NOTE: to use this radio on Ham frequencies in a non-emergency, you need your Ham license. This will be written from a SHTF POV and not from the view of an experienced Ham operator that would understand how most of the features already work.
When my radio came, it included the main radio, an earpiece mic, a rechargeable battery pack, rubber ducky antenna, charging dock, wrist strap, belt clip and the most useless manual ever .
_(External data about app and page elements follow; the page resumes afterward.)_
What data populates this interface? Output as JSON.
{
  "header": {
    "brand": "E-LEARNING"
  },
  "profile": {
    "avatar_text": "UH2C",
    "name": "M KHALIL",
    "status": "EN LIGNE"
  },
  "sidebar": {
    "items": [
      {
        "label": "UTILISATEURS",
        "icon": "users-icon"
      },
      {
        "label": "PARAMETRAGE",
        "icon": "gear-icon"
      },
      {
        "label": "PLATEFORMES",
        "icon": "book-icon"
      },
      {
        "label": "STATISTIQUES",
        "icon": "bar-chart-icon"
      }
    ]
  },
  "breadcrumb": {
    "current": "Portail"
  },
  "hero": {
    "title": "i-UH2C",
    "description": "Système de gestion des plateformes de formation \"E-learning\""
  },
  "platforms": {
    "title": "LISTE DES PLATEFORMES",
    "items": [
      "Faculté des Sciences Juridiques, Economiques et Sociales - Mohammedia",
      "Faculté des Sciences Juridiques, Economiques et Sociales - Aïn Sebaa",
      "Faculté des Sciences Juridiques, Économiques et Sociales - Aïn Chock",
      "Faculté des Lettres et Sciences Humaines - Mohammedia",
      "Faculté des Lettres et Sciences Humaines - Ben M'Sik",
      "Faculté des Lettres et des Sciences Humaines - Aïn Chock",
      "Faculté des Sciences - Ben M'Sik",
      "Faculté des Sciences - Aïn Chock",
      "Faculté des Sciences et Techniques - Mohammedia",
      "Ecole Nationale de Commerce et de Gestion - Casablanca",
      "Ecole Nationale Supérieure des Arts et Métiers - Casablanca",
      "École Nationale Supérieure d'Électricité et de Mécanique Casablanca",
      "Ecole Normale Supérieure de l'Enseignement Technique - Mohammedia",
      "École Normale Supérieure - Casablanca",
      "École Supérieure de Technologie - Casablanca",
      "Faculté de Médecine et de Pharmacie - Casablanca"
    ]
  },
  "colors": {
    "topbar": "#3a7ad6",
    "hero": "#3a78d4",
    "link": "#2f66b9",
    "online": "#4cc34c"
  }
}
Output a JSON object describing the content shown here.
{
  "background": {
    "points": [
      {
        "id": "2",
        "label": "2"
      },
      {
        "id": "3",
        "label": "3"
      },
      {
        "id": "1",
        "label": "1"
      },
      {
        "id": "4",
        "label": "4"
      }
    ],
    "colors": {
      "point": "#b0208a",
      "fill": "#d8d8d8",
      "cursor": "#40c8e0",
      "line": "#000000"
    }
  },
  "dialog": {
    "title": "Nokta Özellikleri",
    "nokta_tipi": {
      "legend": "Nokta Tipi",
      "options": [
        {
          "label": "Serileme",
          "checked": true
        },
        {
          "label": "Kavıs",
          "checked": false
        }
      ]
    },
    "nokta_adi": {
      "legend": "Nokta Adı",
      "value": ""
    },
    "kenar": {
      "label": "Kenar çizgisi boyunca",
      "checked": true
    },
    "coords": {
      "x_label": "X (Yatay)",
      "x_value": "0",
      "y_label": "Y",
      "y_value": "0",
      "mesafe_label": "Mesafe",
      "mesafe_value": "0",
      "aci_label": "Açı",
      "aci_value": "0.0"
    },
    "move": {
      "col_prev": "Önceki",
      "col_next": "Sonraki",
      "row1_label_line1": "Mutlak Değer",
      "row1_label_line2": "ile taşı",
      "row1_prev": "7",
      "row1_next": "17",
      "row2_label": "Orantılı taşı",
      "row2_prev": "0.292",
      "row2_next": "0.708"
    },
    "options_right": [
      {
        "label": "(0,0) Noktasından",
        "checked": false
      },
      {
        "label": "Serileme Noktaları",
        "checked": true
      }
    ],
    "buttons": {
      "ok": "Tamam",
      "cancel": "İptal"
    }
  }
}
I screwed on the antenna, found a small phillips head screwdriver to attach the belt clip, tossed on the wrist strap, clipped in the battery and finally set it in the charging dock. Total time, about 5 minutes. While the battery charged, I opened up the manual. About 5 minutes later I was googling how to program the unit because the manual was pretty damn useless. I came across this site and boy, it’s been a lifesaver: http://www.miklor.com/uv5r/ It helped me understand the menu options, how to program it and everything else about the radio.
Once the unit was fully charged, I set about learning it’s features and start programming it with some basic frequencies.
Features for the average user
This radio is a dual band HAM radio, and operates in the frequency ranges of 136-174 and 400-480MHz (2 meter and 7cm bands). That means you have access to the 2 most popular radio bands for Ham – perfect for SHTF situations. It also handles FRS (family walkie talkies) and GMRS (advance version of FRS basically that is for commercial use and requires a license) frequencies.
The radio can also listen to normal FM radio broadcast – I often use it for listening to local music broadcasts while I’m walking the dog around the neighborhood. This is extremely useful for making sure you can be kept in the loop with news reports, announcements or even just entertainment to keep from being bored.
The radio can also monitor two frequencies, so you can keep it on your normal comms channel and still listen in on another. This is incredibly useful when you consider that the frequencies this radio handles means it can be used as a scanner to monitor police, fire, airport and other municipal communications. Yet another important feature in a disaster situation.
It even has a built in flashlight – always handy.
Programming the radio
This is the one crappy part about the radio. Sigh. So programming it via keypad isn’t the easiest thing to do, and if I had to program a bunch of channels, I absolutely would NOT do it via the keypad. I can do it pretty easily now, but it’s tedious as hell. Instead, what I do is use a USB cable (sold separately) and a free program named “Chirp”. Just hook up the cable, turn the radio on, and then tell Chirp to download the radio’s configuration. Edit the configuration and this time telling chirp to send the configuration to the radio. Tada!
I set channel 1 to NOAA (and have it configured to skip it during Scanning mode), channel 2 is my groups primary channel and then most of the rest are repeaters in my area. Some channels I have set aside for use as a Scanner – I have the police, fire, airport, etc, all configured for that (and using Chirp I was able to turn off transmitting for those channels, so I can’t do it accidentally).
Using the radio
In simplex mode, direct radio to radio, I get between 1-3 miles, depending on obstacles, height, etc. Using a repeater though, I can hit close to 30 miles so far. That said, get rid of the rubber ducky antenna that it comes with and add a Nagoya NA-771 or similar antenna for better performance.
People hear me loud and clear, and I hear them the same. I generally set Channel A to be my group’s channel and often set Channel B to Scan mode so that if Channel A becomes active, I’ll hear it. On my nightly dog walks around the neighborhood, I tend to activate the FM radio function and listen to some music – what’s nice is if a broadcast comes up on Channel A or B while doing this, it’ll fade out the music and let me hear the broadcast. Shortly after the broadcast is over, it’ll fade my music back in. Nice. And this thing has a flashlight – very useful on my walks!
This is an awesome SHTF/Bug Out radio. It’s cheap at about 1/3 the cost of other similar radios, it works well, has a lot of features, comes with accessories and handles the frequencies you will want in an emergency. I only wish it were waterproof, and was easier to program via keypad, but that’s about it. Overall, this radio is a win.